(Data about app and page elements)
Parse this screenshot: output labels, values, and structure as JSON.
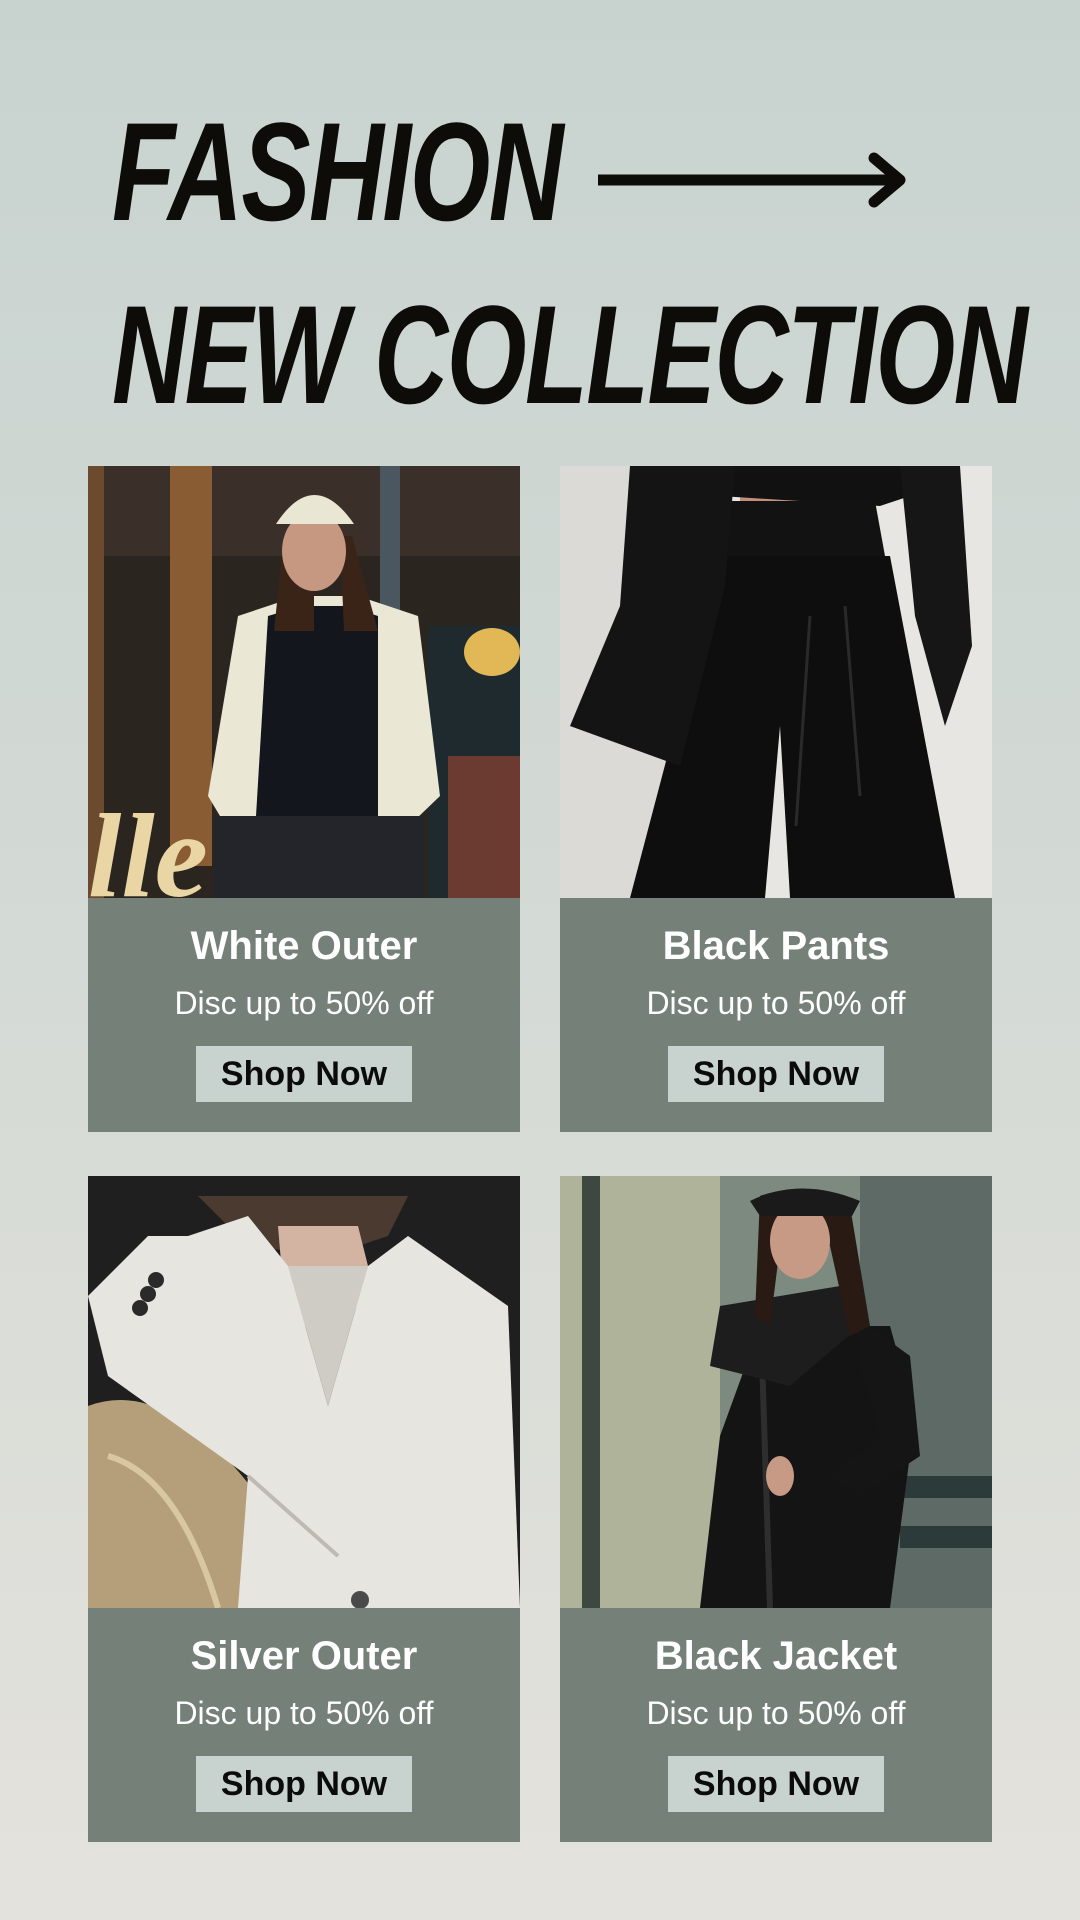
{
  "header": {
    "line1": "FASHION",
    "line2": "NEW COLLECTION",
    "arrow_icon": "arrow-right-icon"
  },
  "colors": {
    "background_top": "#c8d3d0",
    "background_bottom": "#e4e2dc",
    "headline": "#0e0c08",
    "card_panel": "#758079",
    "button": "#c8d3d0",
    "button_text": "#0b0b0b"
  },
  "products": [
    {
      "name": "White Outer",
      "discount": "Disc up to 50% off",
      "button": "Shop Now"
    },
    {
      "name": "Black Pants",
      "discount": "Disc up to 50% off",
      "button": "Shop Now"
    },
    {
      "name": "Silver Outer",
      "discount": "Disc up to 50% off",
      "button": "Shop Now"
    },
    {
      "name": "Black Jacket",
      "discount": "Disc up to 50% off",
      "button": "Shop Now"
    }
  ]
}
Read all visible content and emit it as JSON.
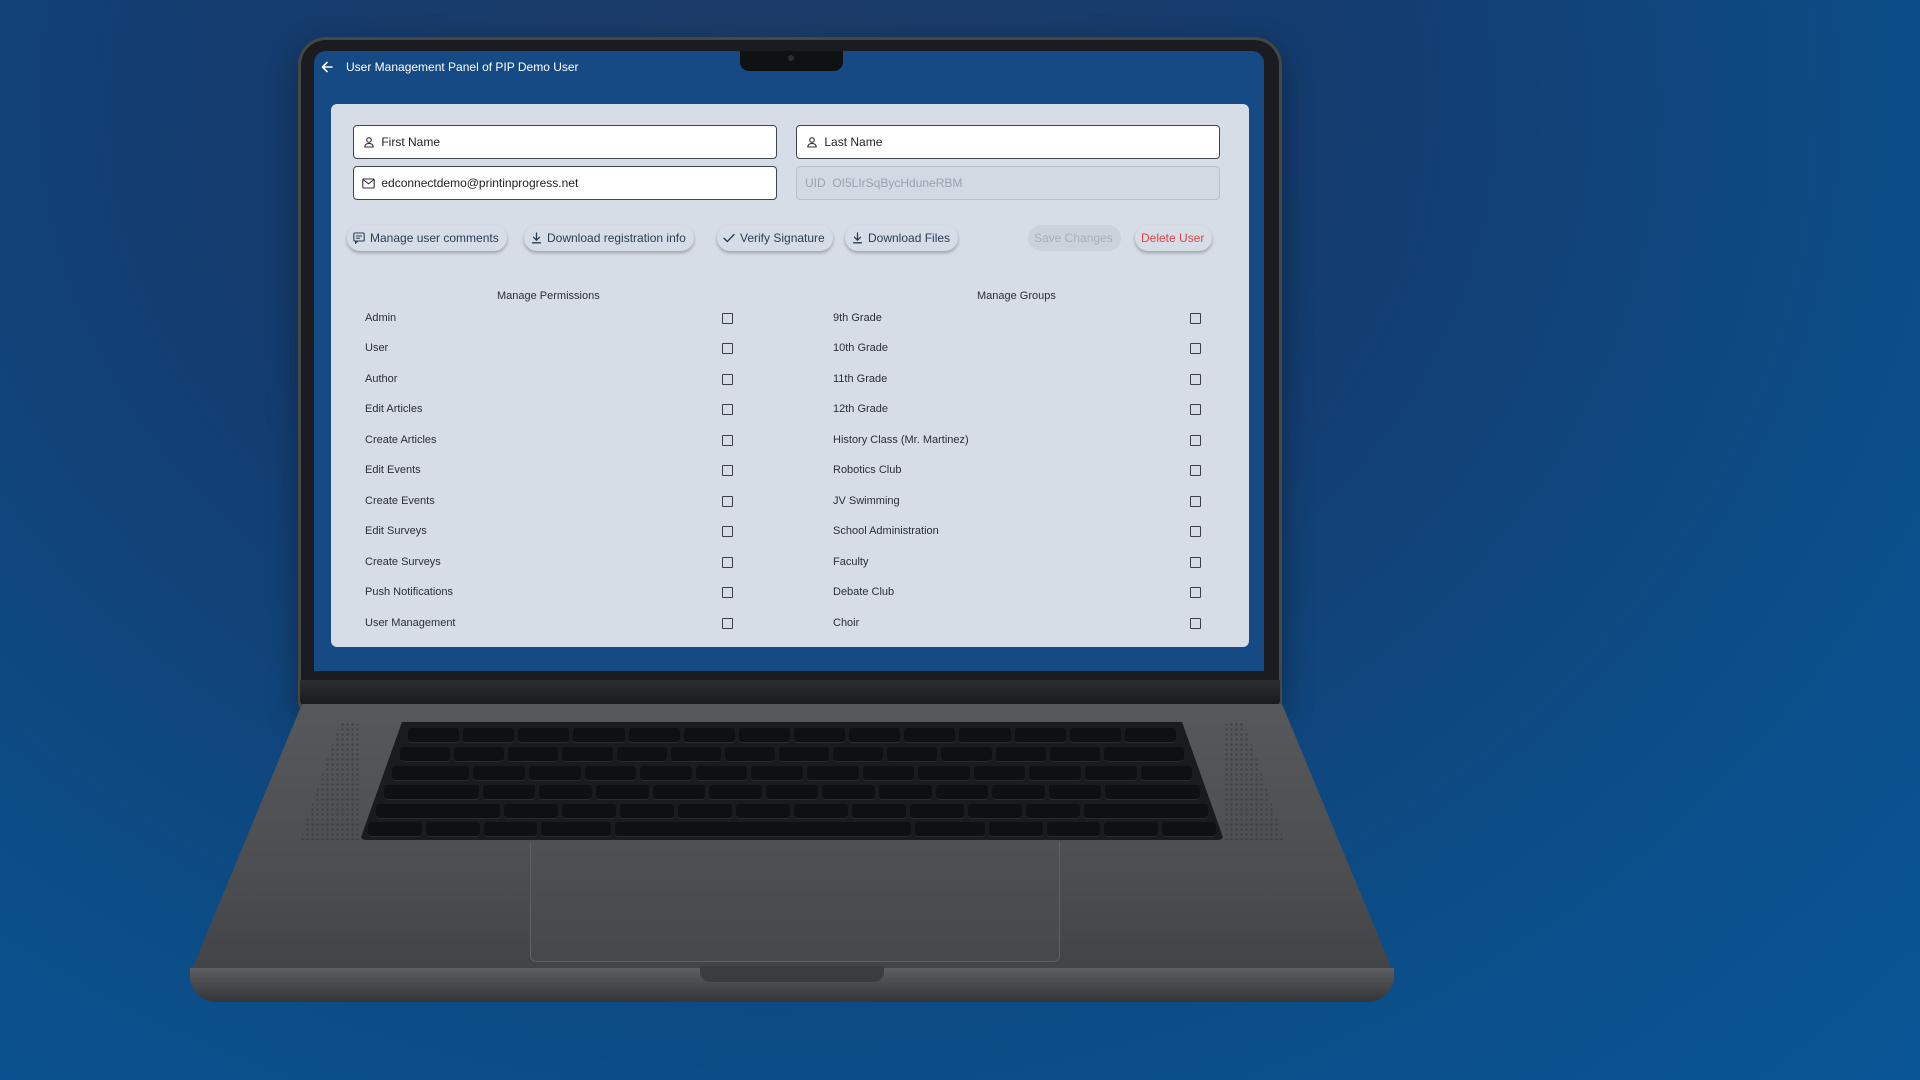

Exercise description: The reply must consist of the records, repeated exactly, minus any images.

Answer:
Parse this screenshot: output labels, values, and structure as JSON.
{
  "header": {
    "line1": "FASHION",
    "line2": "NEW COLLECTION",
    "arrow_icon": "arrow-right-icon"
  },
  "colors": {
    "background_top": "#c8d3d0",
    "background_bottom": "#e4e2dc",
    "headline": "#0e0c08",
    "card_panel": "#758079",
    "button": "#c8d3d0",
    "button_text": "#0b0b0b"
  },
  "products": [
    {
      "name": "White Outer",
      "discount": "Disc up to 50% off",
      "button": "Shop Now"
    },
    {
      "name": "Black Pants",
      "discount": "Disc up to 50% off",
      "button": "Shop Now"
    },
    {
      "name": "Silver Outer",
      "discount": "Disc up to 50% off",
      "button": "Shop Now"
    },
    {
      "name": "Black Jacket",
      "discount": "Disc up to 50% off",
      "button": "Shop Now"
    }
  ]
}
Read all visible content and emit it as JSON.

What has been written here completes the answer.